Lab-test carbon emissions on the 118i are very competitive with like-for-like rivals from Mercedes-Benz, Audi and VW, too. Meanwhile, plumping for a dual-clutch automatic rather than a manual will save fleet drivers a couple of per cent on their benefit-in-kind liability, which is more than it’s worth on either the like-for-like A-Class or Volkswagen Golf.

 

VERDICT

BMW 1 Series 118i 2019 road test review - static

BMW has hardly ambushed its competitors with this third-gen BMW 1 Series. However, by refocusing on what really motivates premium hatchback buyers and picking the best mechanical layout for a car with strength across the disciplines, it has given the Volkswagen Golf rival a better chance of commercial success than it ever has before.

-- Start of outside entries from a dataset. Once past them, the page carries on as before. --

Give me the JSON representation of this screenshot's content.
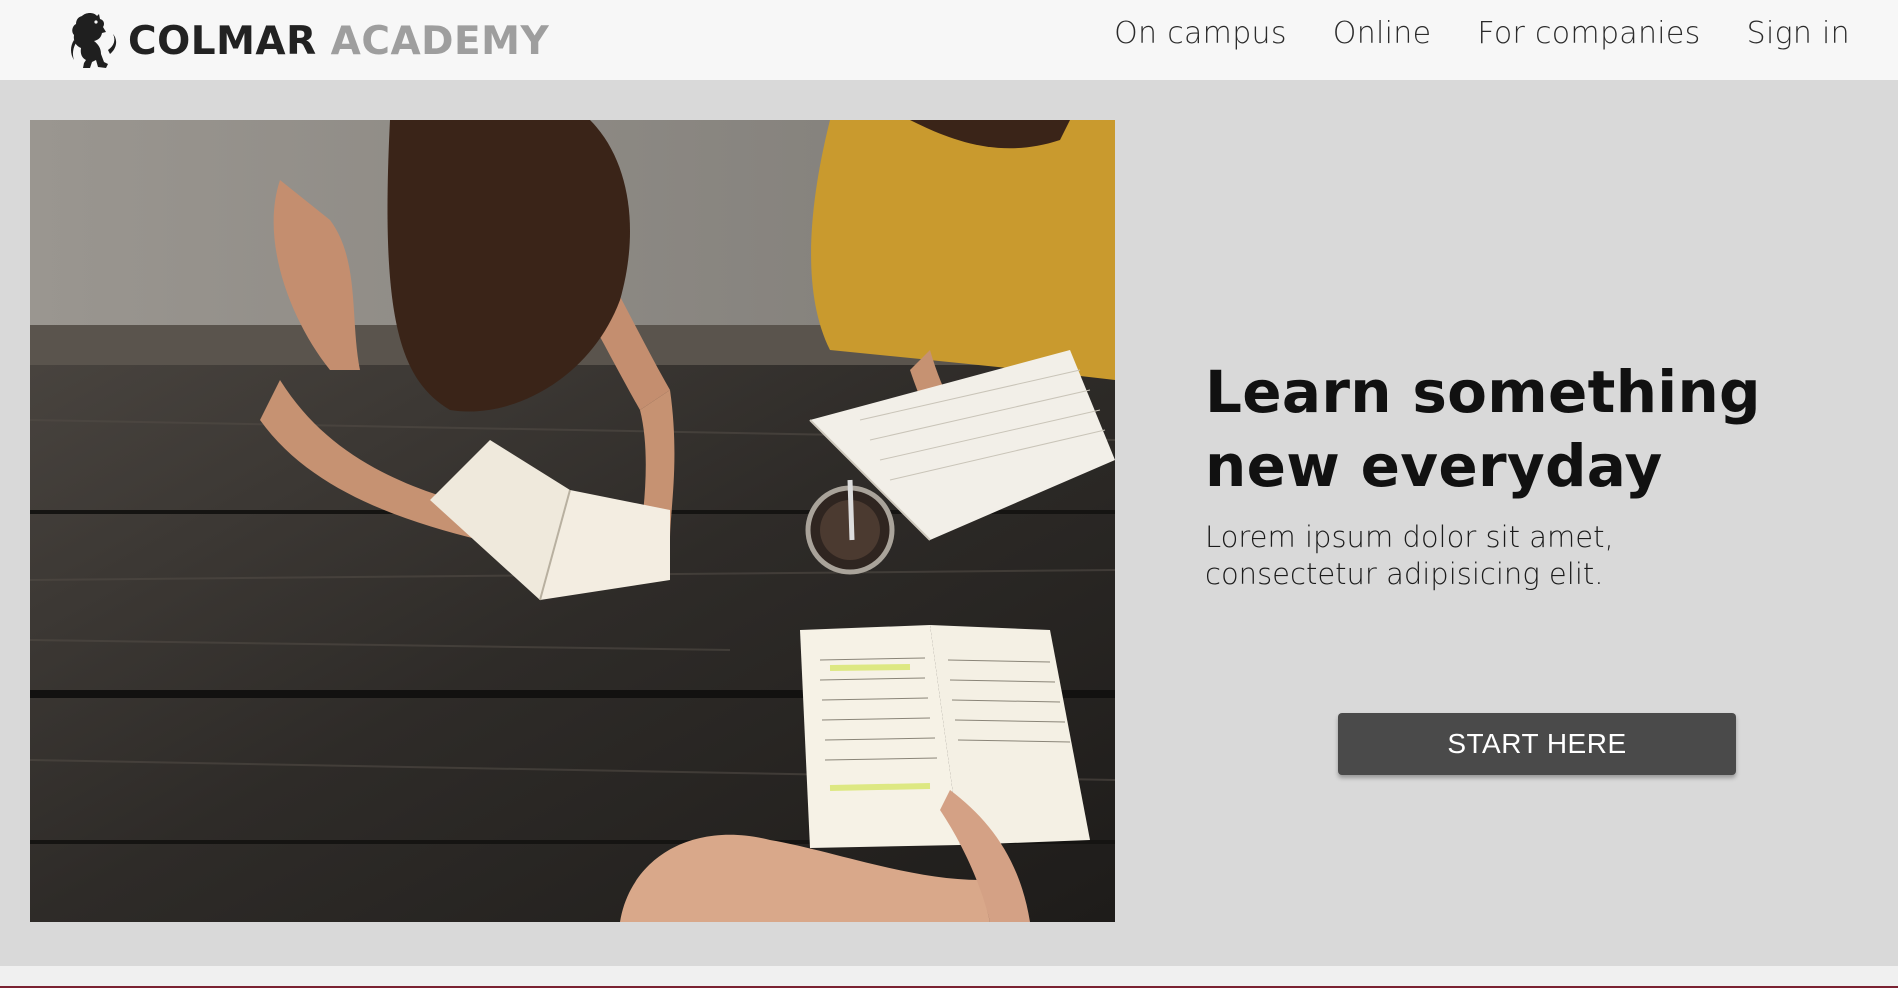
{
  "header": {
    "brand": {
      "word1": "COLMAR",
      "word2": "ACADEMY",
      "icon": "lion-icon"
    },
    "nav": [
      {
        "label": "On campus"
      },
      {
        "label": "Online"
      },
      {
        "label": "For companies"
      },
      {
        "label": "Sign in"
      }
    ]
  },
  "hero": {
    "title_line1": "Learn something",
    "title_line2": "new everyday",
    "subtitle_line1": "Lorem ipsum dolor sit amet,",
    "subtitle_line2": "consectetur adipisicing elit.",
    "cta_label": "START HERE",
    "image": "students-studying-at-table-photo"
  },
  "colors": {
    "header_bg": "#f7f7f7",
    "hero_bg": "#d9d9d9",
    "button_bg": "#4a4a4a",
    "brand_gray": "#9e9e9e",
    "accent_line": "#7a2232"
  }
}
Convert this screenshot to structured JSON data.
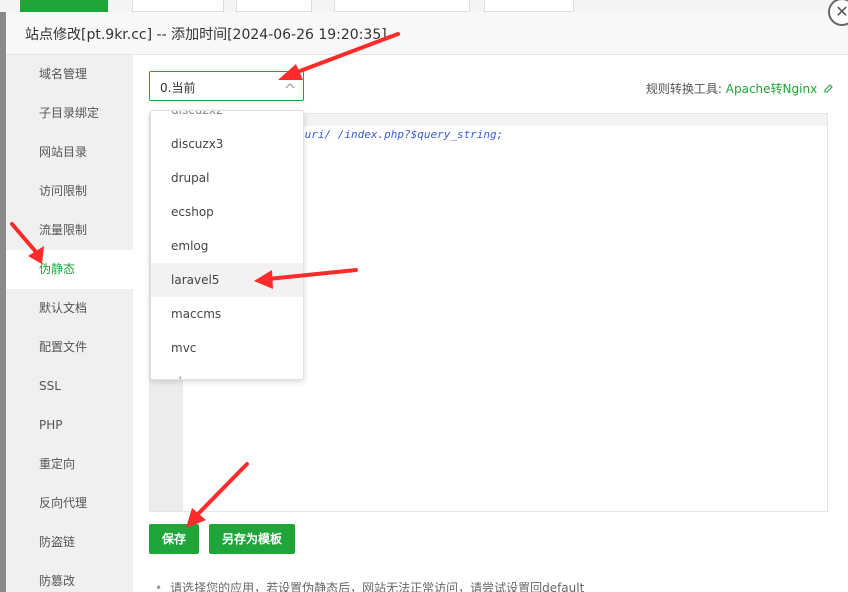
{
  "dialog": {
    "title": "站点修改[pt.9kr.cc] -- 添加时间[2024-06-26 19:20:35]"
  },
  "sidebar": {
    "items": [
      {
        "label": "域名管理"
      },
      {
        "label": "子目录绑定"
      },
      {
        "label": "网站目录"
      },
      {
        "label": "访问限制"
      },
      {
        "label": "流量限制"
      },
      {
        "label": "伪静态",
        "active": true
      },
      {
        "label": "默认文档"
      },
      {
        "label": "配置文件"
      },
      {
        "label": "SSL"
      },
      {
        "label": "PHP"
      },
      {
        "label": "重定向"
      },
      {
        "label": "反向代理"
      },
      {
        "label": "防盗链"
      },
      {
        "label": "防篡改"
      }
    ]
  },
  "rewrite": {
    "selected": "0.当前",
    "tool_label": "规则转换工具:",
    "tool_link": "Apache转Nginx",
    "code_tail": "$uri/ /index.php?$query_string;",
    "options": [
      "discuzx3",
      "drupal",
      "ecshop",
      "emlog",
      "laravel5",
      "maccms",
      "mvc"
    ],
    "highlighted": "laravel5"
  },
  "buttons": {
    "save": "保存",
    "save_template": "另存为模板"
  },
  "hint": "请选择您的应用，若设置伪静态后，网站无法正常访问，请尝试设置回default",
  "colors": {
    "accent": "#20a53a",
    "arrow": "#ff2a2a"
  }
}
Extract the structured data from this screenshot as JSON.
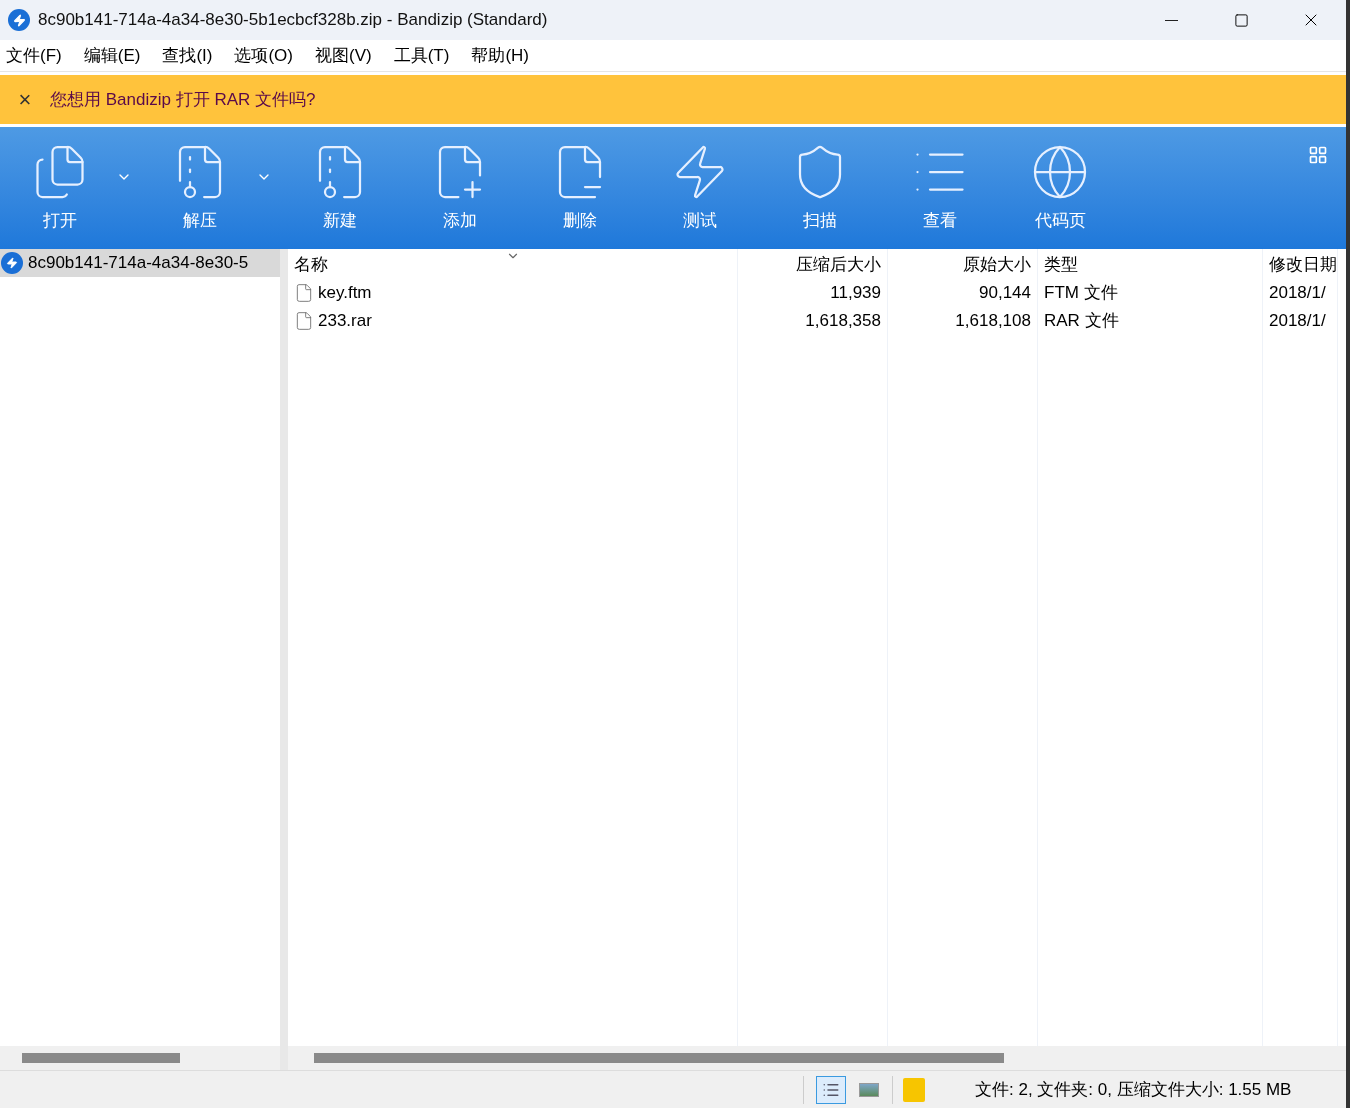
{
  "window": {
    "title": "8c90b141-714a-4a34-8e30-5b1ecbcf328b.zip - Bandizip (Standard)"
  },
  "menu": [
    "文件(F)",
    "编辑(E)",
    "查找(I)",
    "选项(O)",
    "视图(V)",
    "工具(T)",
    "帮助(H)"
  ],
  "notice": {
    "close": "×",
    "text": "您想用 Bandizip 打开 RAR 文件吗?"
  },
  "toolbar": [
    {
      "label": "打开",
      "dropdown": true
    },
    {
      "label": "解压",
      "dropdown": true
    },
    {
      "label": "新建",
      "dropdown": false
    },
    {
      "label": "添加",
      "dropdown": false
    },
    {
      "label": "删除",
      "dropdown": false
    },
    {
      "label": "测试",
      "dropdown": false
    },
    {
      "label": "扫描",
      "dropdown": false
    },
    {
      "label": "查看",
      "dropdown": false
    },
    {
      "label": "代码页",
      "dropdown": false
    }
  ],
  "tree": [
    {
      "label": "8c90b141-714a-4a34-8e30-5",
      "selected": true
    }
  ],
  "table": {
    "columns": [
      "名称",
      "压缩后大小",
      "原始大小",
      "类型",
      "修改日期"
    ],
    "rows": [
      [
        "key.ftm",
        "11,939",
        "90,144",
        "FTM 文件",
        "2018/1/"
      ],
      [
        "233.rar",
        "1,618,358",
        "1,618,108",
        "RAR 文件",
        "2018/1/"
      ]
    ]
  },
  "status_bar": {
    "views": [
      {
        "kind": "details",
        "selected": true
      },
      {
        "kind": "preview",
        "selected": false
      }
    ],
    "text": "文件: 2, 文件夹: 0, 压缩文件大小: 1.55 MB"
  }
}
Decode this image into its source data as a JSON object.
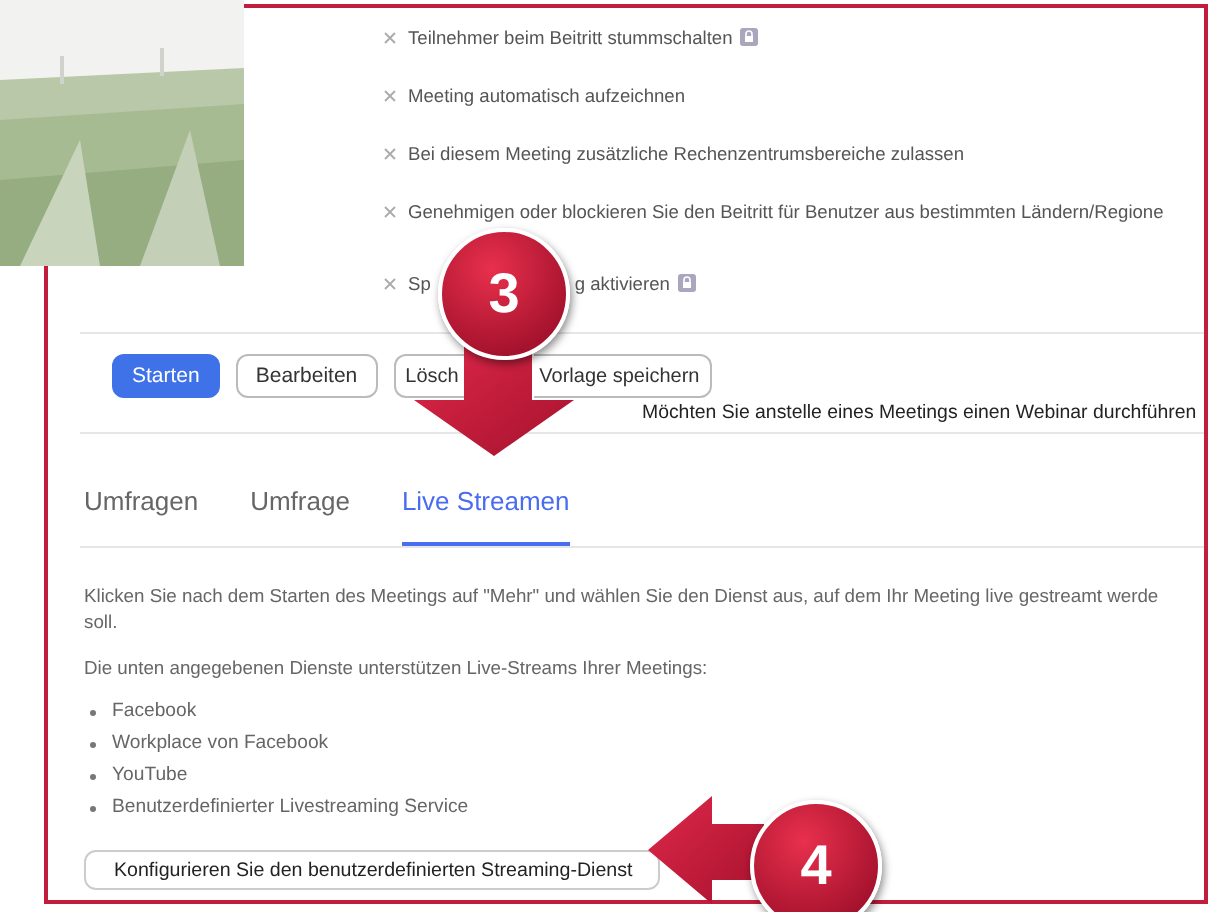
{
  "options": [
    {
      "label": "Teilnehmer beim Beitritt stummschalten",
      "locked": true
    },
    {
      "label": "Meeting automatisch aufzeichnen",
      "locked": false
    },
    {
      "label": "Bei diesem Meeting zusätzliche Rechenzentrumsbereiche zulassen",
      "locked": false
    },
    {
      "label": "Genehmigen oder blockieren Sie den Beitritt für Benutzer aus bestimmten Ländern/Regione",
      "locked": false
    },
    {
      "label": "Sp",
      "label_after": "g aktivieren",
      "locked": true
    }
  ],
  "buttons": [
    {
      "label": "Starten",
      "kind": "primary"
    },
    {
      "label": "Bearbeiten",
      "kind": "secondary"
    },
    {
      "label": "Lösch",
      "kind": "cut_right"
    },
    {
      "label": "Vorlage speichern",
      "kind": "cut_left"
    }
  ],
  "webinar_hint": "Möchten Sie anstelle eines Meetings einen Webinar durchführen",
  "tabs": [
    {
      "label": "Umfragen",
      "selected": false
    },
    {
      "label": "Umfrage",
      "selected": false
    },
    {
      "label": "Live Streamen",
      "selected": true
    }
  ],
  "paragraphs": [
    "Klicken Sie nach dem Starten des Meetings auf \"Mehr\" und wählen Sie den Dienst aus, auf dem Ihr Meeting live gestreamt werde",
    "soll."
  ],
  "services_intro": "Die unten angegebenen Dienste unterstützen Live-Streams Ihrer Meetings:",
  "services": [
    "Facebook",
    "Workplace von Facebook",
    "YouTube",
    "Benutzerdefinierter Livestreaming Service"
  ],
  "configure_button": "Konfigurieren Sie den benutzerdefinierten Streaming-Dienst",
  "callouts": [
    {
      "label": "3",
      "kind": "down"
    },
    {
      "label": "4",
      "kind": "left"
    }
  ],
  "overlay": {
    "kind": "picture"
  }
}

While a design overhaul was inevitable, it’s a shame Munich didn’t hit on a more distinctive look for the car. It’s a shame, too, that a bit more of the material class of the 3 Series and 5 Series couldn’t be reproduced. But while you might think it a greater shame still that BMW has settled for only an marginally more athletic, agile-feeling take on the front-driven compact five-door norm, we’d wager that owners won’t be among the objectors.

Baby BMW gains plenty and loses little by having a driven front axle

Most will more likely recognise greater accomplishment and drivability in the 1 Series’ ride and handling than its predecessors had, and now be very pleasantly surprised by how much on-board technology, easy everyday usability and space the car has gained. Premium-brand products have to be much more than great to drive to succeed in 2019, after all – and the 1 Series is now a much more complete car than it was.

 

Matt Saunders

Matt Saunders Autocar
Title: Road test editor

As Autocar’s chief car tester and reviewer, it’s Matt’s job to ensure the quality, objectivity, relevance and rigour of the entirety of Autocar’s reviews output, as well contributing a great many detailed road tests, group tests and drive reviews himself.

Matt has been an Autocar staffer since the autumn of 2003, and has been lucky enough to work alongside some of the magazine’s best-known writers and contributors over that time. He served as staff writer, features editor, assistant editor and digital editor, before joining the road test desk in 2011.

Since then he’s driven, measured, lap-timed, figured, and reported on cars as varied as the Bugatti Veyron, Rolls-Royce PhantomTesla RoadsterAriel Hipercar, Tata Nano, McLaren SennaRenault Twizy and Toyota Mirai. Among his wider personal highlights of the job have been covering Sebastien Loeb’s record-breaking run at Pikes Peak in 2013; doing 190mph on derestricted German autobahn in a Brabus Rocket; and driving McLaren’s legendary ‘XP5’ F1 prototype. His own car is a trusty Mazda CX-5.

BMW 1 Series First drives